## PROVIDED RECORDS
__________________________________________________

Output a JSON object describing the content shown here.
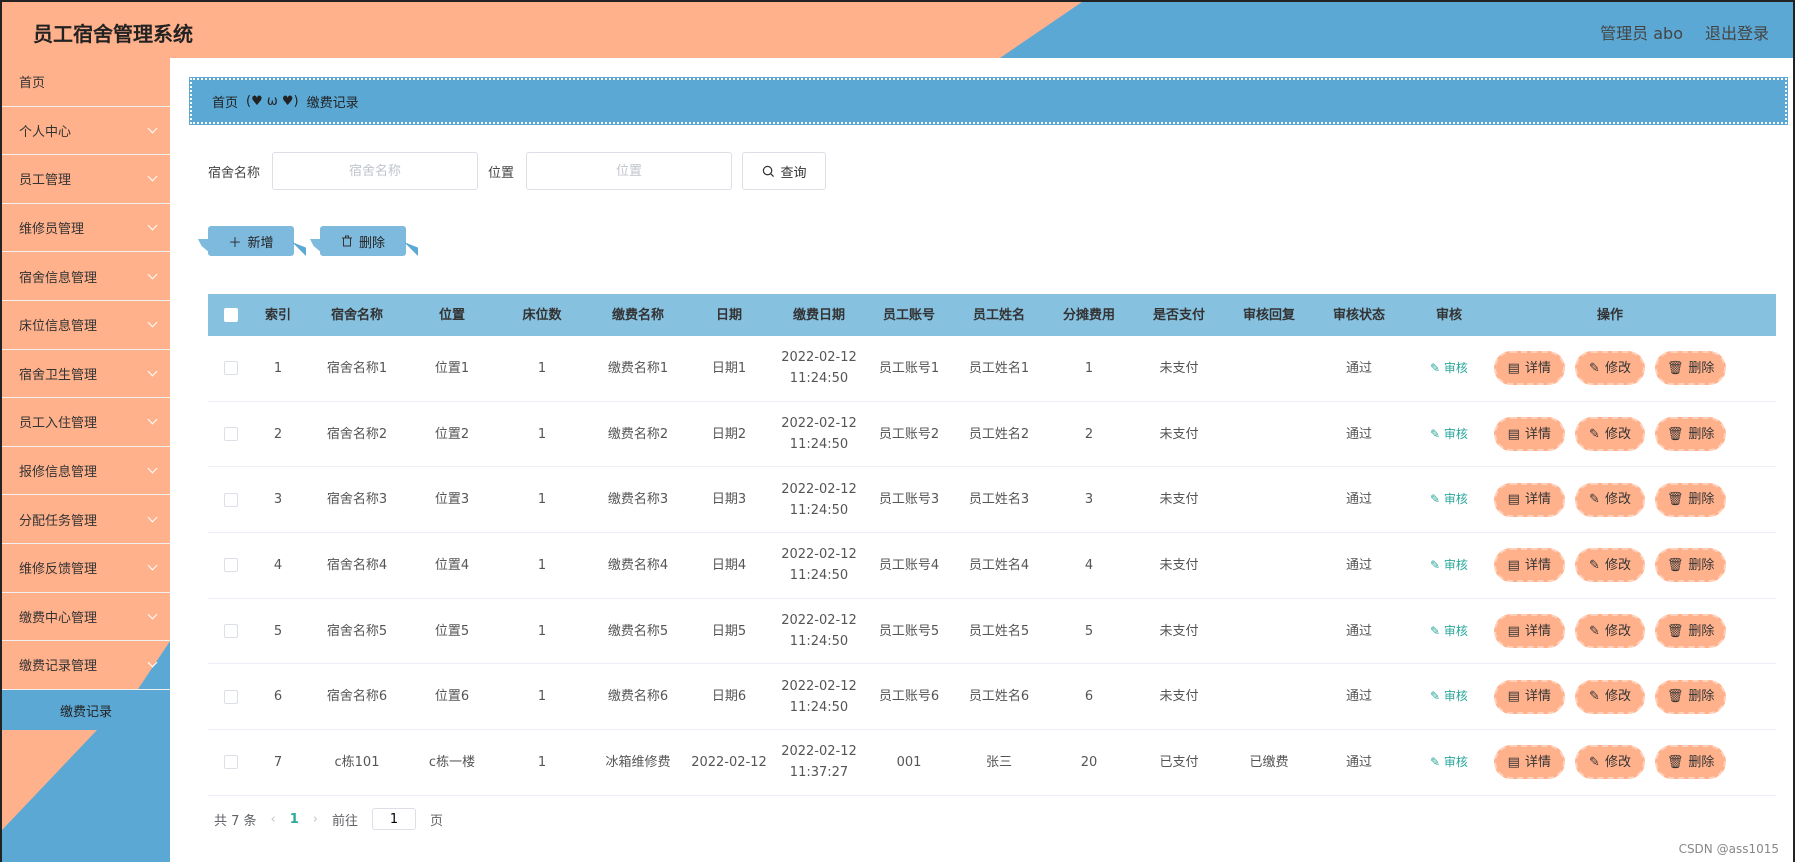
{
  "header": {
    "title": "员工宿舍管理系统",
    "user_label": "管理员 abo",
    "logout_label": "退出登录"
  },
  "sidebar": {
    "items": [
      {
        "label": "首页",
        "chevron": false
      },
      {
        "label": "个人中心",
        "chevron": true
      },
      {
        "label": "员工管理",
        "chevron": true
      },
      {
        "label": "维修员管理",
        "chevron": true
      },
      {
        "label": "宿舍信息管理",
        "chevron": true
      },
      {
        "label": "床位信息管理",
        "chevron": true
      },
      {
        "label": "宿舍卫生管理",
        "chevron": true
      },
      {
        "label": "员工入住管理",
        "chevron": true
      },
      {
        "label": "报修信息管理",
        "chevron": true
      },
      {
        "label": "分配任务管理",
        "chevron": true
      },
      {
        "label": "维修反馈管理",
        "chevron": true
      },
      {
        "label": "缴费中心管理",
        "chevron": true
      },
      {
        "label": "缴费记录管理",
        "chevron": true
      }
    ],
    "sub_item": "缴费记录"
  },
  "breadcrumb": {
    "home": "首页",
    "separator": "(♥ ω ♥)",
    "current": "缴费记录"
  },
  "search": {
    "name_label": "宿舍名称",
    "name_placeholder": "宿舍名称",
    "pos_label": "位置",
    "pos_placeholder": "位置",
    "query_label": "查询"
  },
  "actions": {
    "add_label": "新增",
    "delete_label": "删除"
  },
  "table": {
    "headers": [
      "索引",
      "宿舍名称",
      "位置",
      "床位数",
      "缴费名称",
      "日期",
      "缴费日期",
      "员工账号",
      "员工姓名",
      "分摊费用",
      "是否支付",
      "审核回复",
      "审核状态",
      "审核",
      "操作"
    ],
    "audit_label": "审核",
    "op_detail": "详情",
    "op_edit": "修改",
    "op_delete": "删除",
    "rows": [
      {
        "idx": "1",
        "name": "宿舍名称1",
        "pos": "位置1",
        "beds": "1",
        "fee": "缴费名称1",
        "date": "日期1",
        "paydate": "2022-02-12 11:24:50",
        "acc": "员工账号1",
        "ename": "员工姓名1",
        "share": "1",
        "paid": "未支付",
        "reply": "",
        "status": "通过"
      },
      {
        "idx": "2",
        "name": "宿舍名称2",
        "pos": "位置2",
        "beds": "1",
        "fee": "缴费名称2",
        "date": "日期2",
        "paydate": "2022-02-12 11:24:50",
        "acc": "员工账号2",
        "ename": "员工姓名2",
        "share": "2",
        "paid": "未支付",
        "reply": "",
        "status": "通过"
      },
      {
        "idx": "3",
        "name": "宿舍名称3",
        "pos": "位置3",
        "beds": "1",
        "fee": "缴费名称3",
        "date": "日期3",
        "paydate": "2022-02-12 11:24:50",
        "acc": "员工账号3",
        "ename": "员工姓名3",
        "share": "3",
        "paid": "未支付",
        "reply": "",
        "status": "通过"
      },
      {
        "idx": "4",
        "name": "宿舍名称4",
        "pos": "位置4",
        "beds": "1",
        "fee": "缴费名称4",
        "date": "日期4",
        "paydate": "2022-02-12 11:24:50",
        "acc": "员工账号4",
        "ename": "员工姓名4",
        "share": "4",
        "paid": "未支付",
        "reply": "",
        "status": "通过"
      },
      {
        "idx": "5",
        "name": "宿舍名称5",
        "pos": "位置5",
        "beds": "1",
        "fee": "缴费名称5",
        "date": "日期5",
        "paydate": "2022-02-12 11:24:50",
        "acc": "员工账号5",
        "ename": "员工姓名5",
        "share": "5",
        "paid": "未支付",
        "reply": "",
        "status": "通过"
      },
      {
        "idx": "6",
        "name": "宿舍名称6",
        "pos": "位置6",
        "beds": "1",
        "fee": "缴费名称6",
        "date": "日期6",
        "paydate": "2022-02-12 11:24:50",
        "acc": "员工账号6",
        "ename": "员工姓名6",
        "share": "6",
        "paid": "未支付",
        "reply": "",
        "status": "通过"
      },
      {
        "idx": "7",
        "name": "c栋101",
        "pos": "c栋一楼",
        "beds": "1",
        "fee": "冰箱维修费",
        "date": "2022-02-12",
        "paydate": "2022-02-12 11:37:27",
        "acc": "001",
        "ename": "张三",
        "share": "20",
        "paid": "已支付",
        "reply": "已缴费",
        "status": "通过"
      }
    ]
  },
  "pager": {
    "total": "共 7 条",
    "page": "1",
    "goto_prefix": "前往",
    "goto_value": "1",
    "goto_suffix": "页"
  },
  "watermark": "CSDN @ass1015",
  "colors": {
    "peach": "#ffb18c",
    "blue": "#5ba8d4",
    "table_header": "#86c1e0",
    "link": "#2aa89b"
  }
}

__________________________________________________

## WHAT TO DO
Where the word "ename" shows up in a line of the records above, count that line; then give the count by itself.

## WRITTEN ANSWER
7